The Whitbread Race 1973-74

Chay Blyth entered the first Whitbread Round the World Race in 1973 on the 77 foot ketch rigged Great Britain II. His crew, whom he trained for the race were all, like himself, from The Parachute Regiment.

Great Britain II was sponsored by the British philanthropist “Union Jack” Hayward.

Around 1,000 spectator boats in The Solent looked on as seven nations were represented by the seventeen yachts of different shapes and sizes that crossed the start line in September 1973.

The race was over four legs via Cape Town. Sydney, Rio de Janeiro and back to Portsmouth.

Only a few days out Great Britain II was hit by a severe storm. Bernie Hoskins was swept overboard but after a frantic search was found and recovered. It was a foretaste of what was to come over the next 27,000 miles. Having had their water tanks split the crew had to desalinate water to continue in the race, the alternative was to put into a port.

Great Britain II came third into Cape Town having been beaten by Burton Cutter and Adventure.  Adventure was the Royal Navy’s entry, a 55ft Nicholson yacht. Moral on board Great Britain II was quite low having been beaten by a 55ft yacht.

The second leg to Sydney soon turned into a reality check as the fleet were battered as they entered the Southern Ocean. Yachts were damaged and two crew were lost from the yachts Tauranga and 33 Export

After Great Britain II lost her mizzen mast and Eric Tabarly on Pen Duick VI beat Chay’s team by around 9 hours on Leg 2.into Sydney

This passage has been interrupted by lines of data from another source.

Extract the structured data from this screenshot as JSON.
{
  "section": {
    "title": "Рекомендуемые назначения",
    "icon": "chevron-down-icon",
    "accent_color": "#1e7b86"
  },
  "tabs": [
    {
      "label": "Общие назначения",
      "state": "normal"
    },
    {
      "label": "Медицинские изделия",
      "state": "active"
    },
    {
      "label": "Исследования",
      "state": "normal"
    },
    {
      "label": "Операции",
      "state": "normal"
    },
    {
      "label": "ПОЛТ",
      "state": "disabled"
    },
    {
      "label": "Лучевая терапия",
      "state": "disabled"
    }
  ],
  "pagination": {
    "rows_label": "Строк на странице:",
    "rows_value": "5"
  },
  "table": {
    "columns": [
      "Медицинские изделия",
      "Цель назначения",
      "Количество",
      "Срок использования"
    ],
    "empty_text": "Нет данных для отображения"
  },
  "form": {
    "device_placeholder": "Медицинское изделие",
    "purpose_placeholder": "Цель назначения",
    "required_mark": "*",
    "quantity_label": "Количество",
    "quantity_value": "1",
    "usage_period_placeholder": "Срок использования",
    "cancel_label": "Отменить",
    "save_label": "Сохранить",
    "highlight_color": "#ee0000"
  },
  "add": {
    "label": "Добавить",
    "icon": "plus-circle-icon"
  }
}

Within hours of leaving Sydney yachts were reporting damage. Tragically early in this leg Bernie Hoskins was lost overboard from Great Britain II. This time in spite of a prolonged search neither he nor the dan bouy thrown over as part of the man overboard procedure were seen again.

The fact that all the crew of Great Britain II had seen active service made the loss no less easy but their response was to sail hard and fast to Rio, taking line honours.

Having survived the horrors of the Southern Ocean including icebergs and severe gales the fleet sailed around the most notorious land mark of all to reach Rio. Prior to the first running of the Whitbread less than 10 yachts had previously sailed around Cape Horn.

Leg 4 was to bring the fleet back to Portsmouth and first over the line was Great Britain II. They had won two of the four legs and set an elapsed time record of 144 days for sailing around the world.

Chay Blyth wrote an account of the Whitbread and dedicated the book “Theirs is the Glory” to crew the of Great Britain II.